Given entries START
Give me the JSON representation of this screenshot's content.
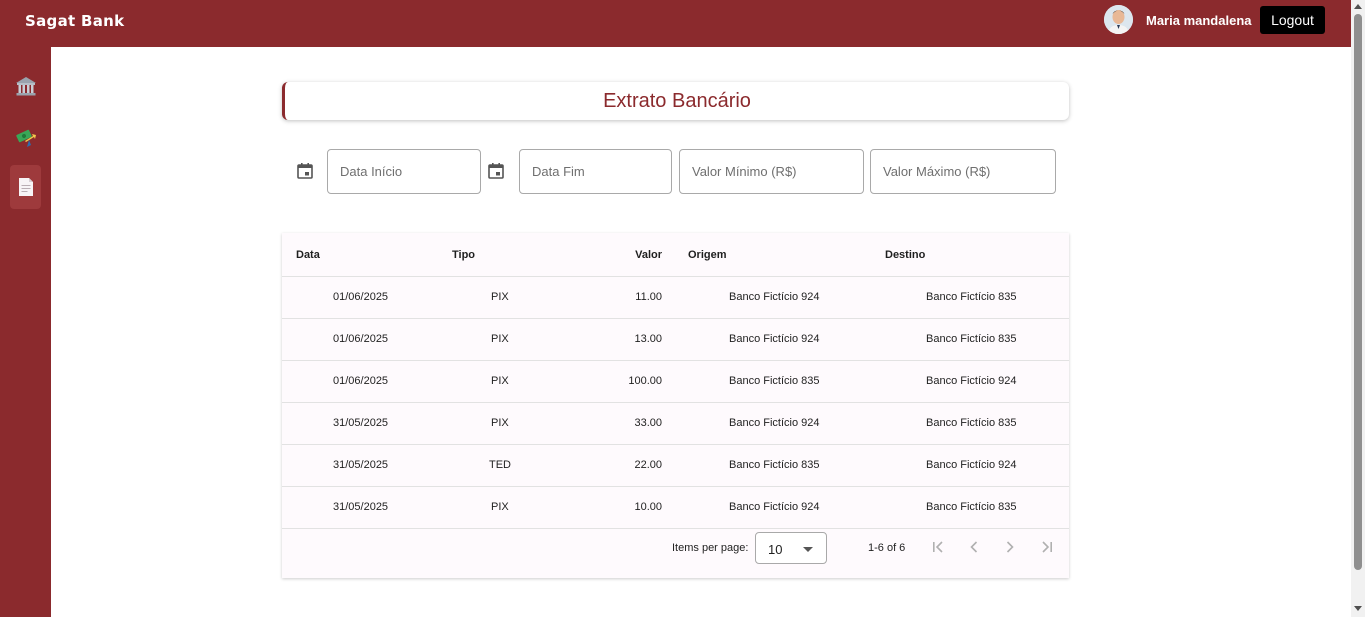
{
  "header": {
    "brand": "Sagat Bank",
    "username": "Maria mandalena",
    "logout_label": "Logout"
  },
  "sidebar": {
    "items": [
      {
        "icon": "bank-icon",
        "active": false
      },
      {
        "icon": "money-transfer-icon",
        "active": false
      },
      {
        "icon": "document-icon",
        "active": true
      }
    ]
  },
  "page": {
    "title": "Extrato Bancário"
  },
  "filters": {
    "start_date_placeholder": "Data Início",
    "end_date_placeholder": "Data Fim",
    "min_value_placeholder": "Valor Mínimo (R$)",
    "max_value_placeholder": "Valor Máximo (R$)"
  },
  "table": {
    "columns": [
      "Data",
      "Tipo",
      "Valor",
      "Origem",
      "Destino"
    ],
    "rows": [
      [
        "01/06/2025",
        "PIX",
        "11.00",
        "Banco Fictício 924",
        "Banco Fictício 835"
      ],
      [
        "01/06/2025",
        "PIX",
        "13.00",
        "Banco Fictício 924",
        "Banco Fictício 835"
      ],
      [
        "01/06/2025",
        "PIX",
        "100.00",
        "Banco Fictício 835",
        "Banco Fictício 924"
      ],
      [
        "31/05/2025",
        "PIX",
        "33.00",
        "Banco Fictício 924",
        "Banco Fictício 835"
      ],
      [
        "31/05/2025",
        "TED",
        "22.00",
        "Banco Fictício 835",
        "Banco Fictício 924"
      ],
      [
        "31/05/2025",
        "PIX",
        "10.00",
        "Banco Fictício 924",
        "Banco Fictício 835"
      ]
    ]
  },
  "paginator": {
    "items_per_page_label": "Items per page:",
    "items_per_page_value": "10",
    "range_label": "1-6 of 6"
  },
  "colors": {
    "brand": "#8b2a2d",
    "table_bg": "#fefafd"
  }
}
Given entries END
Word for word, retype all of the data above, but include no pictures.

Give me the JSON representation of this screenshot's content.
{
  "header": {
    "brand": "Sagat Bank",
    "username": "Maria mandalena",
    "logout_label": "Logout"
  },
  "sidebar": {
    "items": [
      {
        "icon": "bank-icon",
        "active": false
      },
      {
        "icon": "money-transfer-icon",
        "active": false
      },
      {
        "icon": "document-icon",
        "active": true
      }
    ]
  },
  "page": {
    "title": "Extrato Bancário"
  },
  "filters": {
    "start_date_placeholder": "Data Início",
    "end_date_placeholder": "Data Fim",
    "min_value_placeholder": "Valor Mínimo (R$)",
    "max_value_placeholder": "Valor Máximo (R$)"
  },
  "table": {
    "columns": [
      "Data",
      "Tipo",
      "Valor",
      "Origem",
      "Destino"
    ],
    "rows": [
      [
        "01/06/2025",
        "PIX",
        "11.00",
        "Banco Fictício 924",
        "Banco Fictício 835"
      ],
      [
        "01/06/2025",
        "PIX",
        "13.00",
        "Banco Fictício 924",
        "Banco Fictício 835"
      ],
      [
        "01/06/2025",
        "PIX",
        "100.00",
        "Banco Fictício 835",
        "Banco Fictício 924"
      ],
      [
        "31/05/2025",
        "PIX",
        "33.00",
        "Banco Fictício 924",
        "Banco Fictício 835"
      ],
      [
        "31/05/2025",
        "TED",
        "22.00",
        "Banco Fictício 835",
        "Banco Fictício 924"
      ],
      [
        "31/05/2025",
        "PIX",
        "10.00",
        "Banco Fictício 924",
        "Banco Fictício 835"
      ]
    ]
  },
  "paginator": {
    "items_per_page_label": "Items per page:",
    "items_per_page_value": "10",
    "range_label": "1-6 of 6"
  },
  "colors": {
    "brand": "#8b2a2d",
    "table_bg": "#fefafd"
  }
}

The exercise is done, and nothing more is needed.